> **Extracted material**:
###

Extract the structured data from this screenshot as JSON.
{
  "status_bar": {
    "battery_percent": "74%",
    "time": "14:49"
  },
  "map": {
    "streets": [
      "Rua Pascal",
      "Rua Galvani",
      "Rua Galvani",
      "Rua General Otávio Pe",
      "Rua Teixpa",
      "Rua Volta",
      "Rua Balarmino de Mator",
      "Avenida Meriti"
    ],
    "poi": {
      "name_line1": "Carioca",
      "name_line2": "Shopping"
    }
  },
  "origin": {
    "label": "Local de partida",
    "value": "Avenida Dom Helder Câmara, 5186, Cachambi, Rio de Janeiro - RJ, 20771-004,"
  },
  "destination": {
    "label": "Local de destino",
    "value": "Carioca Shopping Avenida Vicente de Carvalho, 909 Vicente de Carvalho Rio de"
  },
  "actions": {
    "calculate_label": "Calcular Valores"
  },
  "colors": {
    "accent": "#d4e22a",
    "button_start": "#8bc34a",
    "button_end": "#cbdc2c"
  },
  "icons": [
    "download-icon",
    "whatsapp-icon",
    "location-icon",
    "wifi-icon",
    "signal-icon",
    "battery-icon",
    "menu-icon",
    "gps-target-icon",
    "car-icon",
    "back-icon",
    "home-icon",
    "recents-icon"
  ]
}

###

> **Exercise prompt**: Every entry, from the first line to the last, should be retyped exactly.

> **Exercise answer**:
Extract the structured data from this screenshot as JSON.
{
  "status_bar": {
    "battery_percent": "74%",
    "time": "14:49"
  },
  "map": {
    "streets": [
      "Rua Pascal",
      "Rua Galvani",
      "Rua Galvani",
      "Rua General Otávio Pe",
      "Rua Teixpa",
      "Rua Volta",
      "Rua Balarmino de Mator",
      "Avenida Meriti"
    ],
    "poi": {
      "name_line1": "Carioca",
      "name_line2": "Shopping"
    }
  },
  "origin": {
    "label": "Local de partida",
    "value": "Avenida Dom Helder Câmara, 5186, Cachambi, Rio de Janeiro - RJ, 20771-004,"
  },
  "destination": {
    "label": "Local de destino",
    "value": "Carioca Shopping Avenida Vicente de Carvalho, 909 Vicente de Carvalho Rio de"
  },
  "actions": {
    "calculate_label": "Calcular Valores"
  },
  "colors": {
    "accent": "#d4e22a",
    "button_start": "#8bc34a",
    "button_end": "#cbdc2c"
  },
  "icons": [
    "download-icon",
    "whatsapp-icon",
    "location-icon",
    "wifi-icon",
    "signal-icon",
    "battery-icon",
    "menu-icon",
    "gps-target-icon",
    "car-icon",
    "back-icon",
    "home-icon",
    "recents-icon"
  ]
}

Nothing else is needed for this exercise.